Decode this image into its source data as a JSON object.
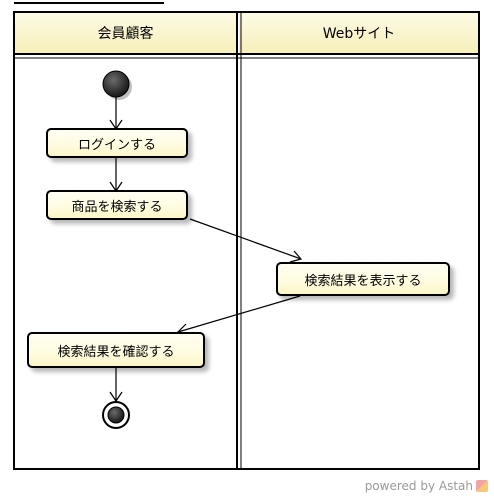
{
  "lanes": [
    {
      "title": "会員顧客"
    },
    {
      "title": "Webサイト"
    }
  ],
  "nodes": {
    "login": "ログインする",
    "search_products": "商品を検索する",
    "show_results": "検索結果を表示する",
    "confirm_results": "検索結果を確認する"
  },
  "watermark": {
    "text": "powered by Astah"
  },
  "colors": {
    "lane_header_top": "#fdfbe6",
    "lane_header_bottom": "#f6efb8",
    "node_fill": "#fffce0",
    "stroke": "#000000"
  }
}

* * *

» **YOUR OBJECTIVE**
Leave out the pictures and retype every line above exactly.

» **RESULT FOR THIS TASK**
Decode this image into its source data as a JSON object.
{
  "lanes": [
    {
      "title": "会員顧客"
    },
    {
      "title": "Webサイト"
    }
  ],
  "nodes": {
    "login": "ログインする",
    "search_products": "商品を検索する",
    "show_results": "検索結果を表示する",
    "confirm_results": "検索結果を確認する"
  },
  "watermark": {
    "text": "powered by Astah"
  },
  "colors": {
    "lane_header_top": "#fdfbe6",
    "lane_header_bottom": "#f6efb8",
    "node_fill": "#fffce0",
    "stroke": "#000000"
  }
}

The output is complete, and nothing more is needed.